Dataset excerpts
· · · ·

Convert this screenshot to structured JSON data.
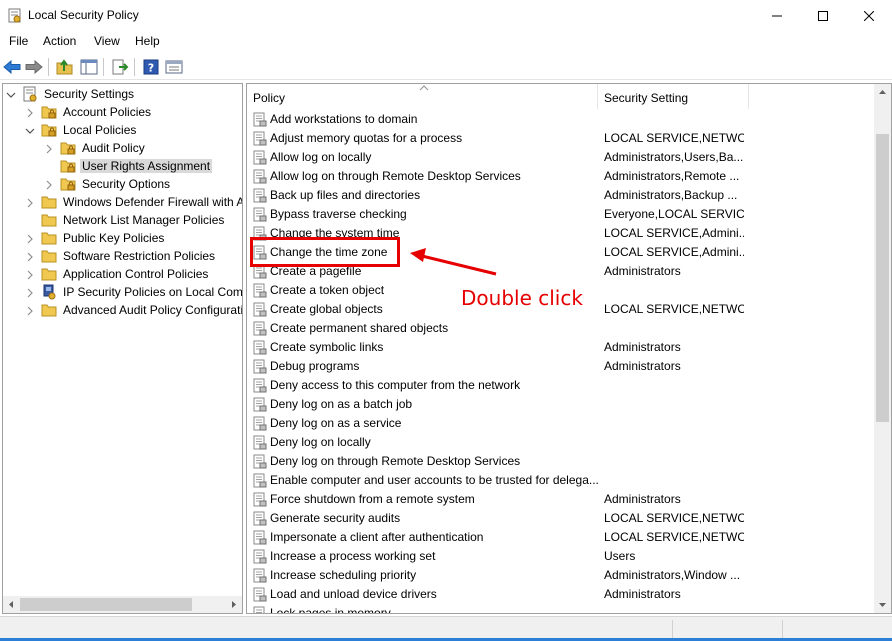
{
  "window": {
    "title": "Local Security Policy",
    "icon": "security-policy-icon"
  },
  "menu": [
    "File",
    "Action",
    "View",
    "Help"
  ],
  "toolbar": {
    "icons": [
      "back-arrow-icon",
      "forward-arrow-icon",
      "up-folder-icon",
      "show-hide-tree-icon",
      "export-list-icon",
      "help-icon",
      "console-view-icon"
    ]
  },
  "tree": {
    "items": [
      {
        "label": "Security Settings",
        "depth": 0,
        "expander": "expanded",
        "icon": "security-settings-icon"
      },
      {
        "label": "Account Policies",
        "depth": 1,
        "expander": "collapsed",
        "icon": "folder-lock-icon"
      },
      {
        "label": "Local Policies",
        "depth": 1,
        "expander": "expanded",
        "icon": "folder-lock-icon"
      },
      {
        "label": "Audit Policy",
        "depth": 2,
        "expander": "collapsed",
        "icon": "folder-lock-icon"
      },
      {
        "label": "User Rights Assignment",
        "depth": 2,
        "expander": "none",
        "icon": "folder-lock-icon",
        "selected": true
      },
      {
        "label": "Security Options",
        "depth": 2,
        "expander": "collapsed",
        "icon": "folder-lock-icon"
      },
      {
        "label": "Windows Defender Firewall with Adva",
        "depth": 1,
        "expander": "collapsed",
        "icon": "folder-icon"
      },
      {
        "label": "Network List Manager Policies",
        "depth": 1,
        "expander": "none",
        "icon": "folder-icon"
      },
      {
        "label": "Public Key Policies",
        "depth": 1,
        "expander": "collapsed",
        "icon": "folder-icon"
      },
      {
        "label": "Software Restriction Policies",
        "depth": 1,
        "expander": "collapsed",
        "icon": "folder-icon"
      },
      {
        "label": "Application Control Policies",
        "depth": 1,
        "expander": "collapsed",
        "icon": "folder-icon"
      },
      {
        "label": "IP Security Policies on Local Compute",
        "depth": 1,
        "expander": "collapsed",
        "icon": "ip-security-icon"
      },
      {
        "label": "Advanced Audit Policy Configuration",
        "depth": 1,
        "expander": "collapsed",
        "icon": "folder-icon"
      }
    ]
  },
  "list": {
    "columns": [
      "Policy",
      "Security Setting"
    ],
    "rows": [
      {
        "policy": "Add workstations to domain",
        "setting": ""
      },
      {
        "policy": "Adjust memory quotas for a process",
        "setting": "LOCAL SERVICE,NETWO..."
      },
      {
        "policy": "Allow log on locally",
        "setting": "Administrators,Users,Ba..."
      },
      {
        "policy": "Allow log on through Remote Desktop Services",
        "setting": "Administrators,Remote ..."
      },
      {
        "policy": "Back up files and directories",
        "setting": "Administrators,Backup ..."
      },
      {
        "policy": "Bypass traverse checking",
        "setting": "Everyone,LOCAL SERVIC..."
      },
      {
        "policy": "Change the system time",
        "setting": "LOCAL SERVICE,Admini..."
      },
      {
        "policy": "Change the time zone",
        "setting": "LOCAL SERVICE,Admini..."
      },
      {
        "policy": "Create a pagefile",
        "setting": "Administrators"
      },
      {
        "policy": "Create a token object",
        "setting": ""
      },
      {
        "policy": "Create global objects",
        "setting": "LOCAL SERVICE,NETWO..."
      },
      {
        "policy": "Create permanent shared objects",
        "setting": ""
      },
      {
        "policy": "Create symbolic links",
        "setting": "Administrators"
      },
      {
        "policy": "Debug programs",
        "setting": "Administrators"
      },
      {
        "policy": "Deny access to this computer from the network",
        "setting": ""
      },
      {
        "policy": "Deny log on as a batch job",
        "setting": ""
      },
      {
        "policy": "Deny log on as a service",
        "setting": ""
      },
      {
        "policy": "Deny log on locally",
        "setting": ""
      },
      {
        "policy": "Deny log on through Remote Desktop Services",
        "setting": ""
      },
      {
        "policy": "Enable computer and user accounts to be trusted for delega...",
        "setting": ""
      },
      {
        "policy": "Force shutdown from a remote system",
        "setting": "Administrators"
      },
      {
        "policy": "Generate security audits",
        "setting": "LOCAL SERVICE,NETWO..."
      },
      {
        "policy": "Impersonate a client after authentication",
        "setting": "LOCAL SERVICE,NETWO..."
      },
      {
        "policy": "Increase a process working set",
        "setting": "Users"
      },
      {
        "policy": "Increase scheduling priority",
        "setting": "Administrators,Window ..."
      },
      {
        "policy": "Load and unload device drivers",
        "setting": "Administrators"
      },
      {
        "policy": "Lock pages in memory",
        "setting": ""
      }
    ]
  },
  "annotation": {
    "text": "Double click",
    "color": "#e60000"
  },
  "colors": {
    "selection": "#d9d9d9",
    "accent": "#2b7fd6"
  }
}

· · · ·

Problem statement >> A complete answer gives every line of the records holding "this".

Exercise answer >>
Convert this screenshot to structured JSON data.
        "policy": "Deny access to this computer from the network",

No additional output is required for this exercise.